If a line in the listing includes the word "used", copy it out.

==*==

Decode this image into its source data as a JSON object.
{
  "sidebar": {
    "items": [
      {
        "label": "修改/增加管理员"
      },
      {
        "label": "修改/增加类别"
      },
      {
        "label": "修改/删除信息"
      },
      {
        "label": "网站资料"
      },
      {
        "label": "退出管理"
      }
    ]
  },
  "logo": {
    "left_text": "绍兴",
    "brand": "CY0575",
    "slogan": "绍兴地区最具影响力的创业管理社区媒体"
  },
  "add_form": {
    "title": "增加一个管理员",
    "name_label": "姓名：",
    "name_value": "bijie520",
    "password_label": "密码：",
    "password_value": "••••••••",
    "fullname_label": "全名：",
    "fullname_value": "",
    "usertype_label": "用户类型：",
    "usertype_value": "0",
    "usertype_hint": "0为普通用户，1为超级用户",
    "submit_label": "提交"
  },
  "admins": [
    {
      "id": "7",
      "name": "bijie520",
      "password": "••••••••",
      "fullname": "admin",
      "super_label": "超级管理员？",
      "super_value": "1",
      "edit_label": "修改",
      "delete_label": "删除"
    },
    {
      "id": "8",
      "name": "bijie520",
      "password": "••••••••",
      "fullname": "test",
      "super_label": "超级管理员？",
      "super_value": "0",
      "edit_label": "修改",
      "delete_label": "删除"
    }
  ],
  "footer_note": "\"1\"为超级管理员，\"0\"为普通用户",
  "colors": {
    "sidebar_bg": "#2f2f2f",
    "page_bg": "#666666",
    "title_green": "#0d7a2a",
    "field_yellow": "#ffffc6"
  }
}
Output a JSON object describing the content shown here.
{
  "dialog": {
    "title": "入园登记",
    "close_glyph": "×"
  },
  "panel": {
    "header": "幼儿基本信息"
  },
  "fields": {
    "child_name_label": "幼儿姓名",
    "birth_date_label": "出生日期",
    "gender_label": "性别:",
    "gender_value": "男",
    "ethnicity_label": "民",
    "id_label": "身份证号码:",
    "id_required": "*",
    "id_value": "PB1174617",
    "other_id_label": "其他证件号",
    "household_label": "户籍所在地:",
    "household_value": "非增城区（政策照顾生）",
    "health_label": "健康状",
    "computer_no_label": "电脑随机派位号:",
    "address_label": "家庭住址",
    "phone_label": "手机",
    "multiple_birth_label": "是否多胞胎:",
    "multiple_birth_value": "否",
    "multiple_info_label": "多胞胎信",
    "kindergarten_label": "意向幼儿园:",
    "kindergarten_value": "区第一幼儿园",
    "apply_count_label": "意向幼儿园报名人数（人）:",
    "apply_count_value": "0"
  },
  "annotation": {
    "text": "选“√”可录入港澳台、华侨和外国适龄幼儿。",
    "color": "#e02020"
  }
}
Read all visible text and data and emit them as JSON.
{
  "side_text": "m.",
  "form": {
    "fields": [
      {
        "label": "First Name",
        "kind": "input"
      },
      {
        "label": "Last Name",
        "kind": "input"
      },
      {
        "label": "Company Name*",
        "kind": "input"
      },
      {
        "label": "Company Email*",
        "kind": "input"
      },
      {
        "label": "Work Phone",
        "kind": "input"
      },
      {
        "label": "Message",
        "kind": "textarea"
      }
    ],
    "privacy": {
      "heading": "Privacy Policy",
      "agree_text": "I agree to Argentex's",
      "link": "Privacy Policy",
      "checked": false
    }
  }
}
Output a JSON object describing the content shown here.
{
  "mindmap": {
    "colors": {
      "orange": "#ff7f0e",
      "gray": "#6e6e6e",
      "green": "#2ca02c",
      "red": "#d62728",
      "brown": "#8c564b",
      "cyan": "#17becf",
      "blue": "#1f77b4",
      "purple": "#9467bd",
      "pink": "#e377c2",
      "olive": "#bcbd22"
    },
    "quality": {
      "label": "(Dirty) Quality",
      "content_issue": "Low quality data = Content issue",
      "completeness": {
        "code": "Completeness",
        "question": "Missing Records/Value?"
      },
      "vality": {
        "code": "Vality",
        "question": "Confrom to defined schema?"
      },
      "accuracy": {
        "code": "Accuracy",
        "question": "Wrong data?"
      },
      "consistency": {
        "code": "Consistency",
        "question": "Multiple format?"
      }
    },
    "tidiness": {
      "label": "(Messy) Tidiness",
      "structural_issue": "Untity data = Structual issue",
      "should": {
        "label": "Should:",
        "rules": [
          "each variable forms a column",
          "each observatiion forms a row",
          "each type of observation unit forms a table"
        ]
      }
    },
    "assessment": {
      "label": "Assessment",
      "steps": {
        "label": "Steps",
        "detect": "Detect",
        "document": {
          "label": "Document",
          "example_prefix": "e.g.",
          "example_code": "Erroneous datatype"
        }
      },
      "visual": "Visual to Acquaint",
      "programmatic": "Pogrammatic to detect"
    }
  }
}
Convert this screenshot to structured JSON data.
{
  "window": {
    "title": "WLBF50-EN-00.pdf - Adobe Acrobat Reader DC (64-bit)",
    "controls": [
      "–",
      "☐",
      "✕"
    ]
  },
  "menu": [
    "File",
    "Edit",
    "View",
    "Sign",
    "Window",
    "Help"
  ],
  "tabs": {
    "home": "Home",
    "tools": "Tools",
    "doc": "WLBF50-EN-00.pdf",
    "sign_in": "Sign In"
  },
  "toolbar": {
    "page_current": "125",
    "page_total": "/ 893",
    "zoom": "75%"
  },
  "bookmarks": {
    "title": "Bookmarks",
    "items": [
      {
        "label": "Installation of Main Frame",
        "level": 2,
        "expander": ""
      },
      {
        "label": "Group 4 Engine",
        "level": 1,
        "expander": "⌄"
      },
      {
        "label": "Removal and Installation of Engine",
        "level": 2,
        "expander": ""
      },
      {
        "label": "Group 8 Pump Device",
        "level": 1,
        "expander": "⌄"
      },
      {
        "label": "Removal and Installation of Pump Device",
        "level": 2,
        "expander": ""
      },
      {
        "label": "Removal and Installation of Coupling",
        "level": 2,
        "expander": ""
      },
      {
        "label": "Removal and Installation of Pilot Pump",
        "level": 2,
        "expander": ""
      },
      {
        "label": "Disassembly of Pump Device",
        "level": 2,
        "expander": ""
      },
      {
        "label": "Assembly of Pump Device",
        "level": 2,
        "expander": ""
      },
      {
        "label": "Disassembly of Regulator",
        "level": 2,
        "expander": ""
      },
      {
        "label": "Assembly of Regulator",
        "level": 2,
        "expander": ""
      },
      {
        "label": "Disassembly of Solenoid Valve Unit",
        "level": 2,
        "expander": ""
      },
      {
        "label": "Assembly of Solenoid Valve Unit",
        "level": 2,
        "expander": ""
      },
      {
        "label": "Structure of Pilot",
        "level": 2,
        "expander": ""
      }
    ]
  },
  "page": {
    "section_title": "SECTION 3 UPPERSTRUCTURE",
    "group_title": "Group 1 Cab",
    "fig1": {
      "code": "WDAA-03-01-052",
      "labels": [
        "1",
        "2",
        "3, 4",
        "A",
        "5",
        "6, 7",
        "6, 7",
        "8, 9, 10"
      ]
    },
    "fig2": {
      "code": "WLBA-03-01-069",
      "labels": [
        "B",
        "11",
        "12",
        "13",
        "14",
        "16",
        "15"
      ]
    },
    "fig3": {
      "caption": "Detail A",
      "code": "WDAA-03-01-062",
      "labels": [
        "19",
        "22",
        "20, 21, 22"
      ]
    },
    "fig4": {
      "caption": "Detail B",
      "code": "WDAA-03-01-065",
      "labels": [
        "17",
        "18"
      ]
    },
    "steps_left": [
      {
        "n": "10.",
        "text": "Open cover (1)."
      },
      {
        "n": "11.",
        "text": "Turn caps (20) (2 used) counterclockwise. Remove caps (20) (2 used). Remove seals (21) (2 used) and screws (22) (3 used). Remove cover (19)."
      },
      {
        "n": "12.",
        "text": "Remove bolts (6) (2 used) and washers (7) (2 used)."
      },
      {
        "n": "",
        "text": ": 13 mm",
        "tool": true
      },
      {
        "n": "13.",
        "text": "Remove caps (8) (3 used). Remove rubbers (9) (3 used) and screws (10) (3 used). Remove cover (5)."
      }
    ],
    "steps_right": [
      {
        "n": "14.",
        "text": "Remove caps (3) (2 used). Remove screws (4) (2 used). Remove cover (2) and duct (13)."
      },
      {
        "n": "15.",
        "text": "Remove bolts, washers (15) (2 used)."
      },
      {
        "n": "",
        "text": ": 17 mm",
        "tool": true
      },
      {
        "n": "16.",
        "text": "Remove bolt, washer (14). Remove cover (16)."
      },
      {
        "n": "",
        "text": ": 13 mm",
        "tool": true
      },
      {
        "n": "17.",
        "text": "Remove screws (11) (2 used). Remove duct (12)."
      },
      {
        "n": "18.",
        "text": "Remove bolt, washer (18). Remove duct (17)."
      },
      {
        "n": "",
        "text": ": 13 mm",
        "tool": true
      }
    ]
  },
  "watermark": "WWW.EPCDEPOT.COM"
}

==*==

Response —
        "text": "Turn caps (20) (2 used) counterclockwise. Remove caps (20) (2 used). Remove seals (21) (2 used) and screws (22) (3 used). Remove cover (19)."
        "text": "Remove bolts (6) (2 used) and washers (7) (2 used)."
        "text": "Remove caps (8) (3 used). Remove rubbers (9) (3 used) and screws (10) (3 used). Remove cover (5)."
        "text": "Remove caps (3) (2 used). Remove screws (4) (2 used). Remove cover (2) and duct (13)."
        "text": "Remove bolts, washers (15) (2 used)."
        "text": "Remove screws (11) (2 used). Remove duct (12)."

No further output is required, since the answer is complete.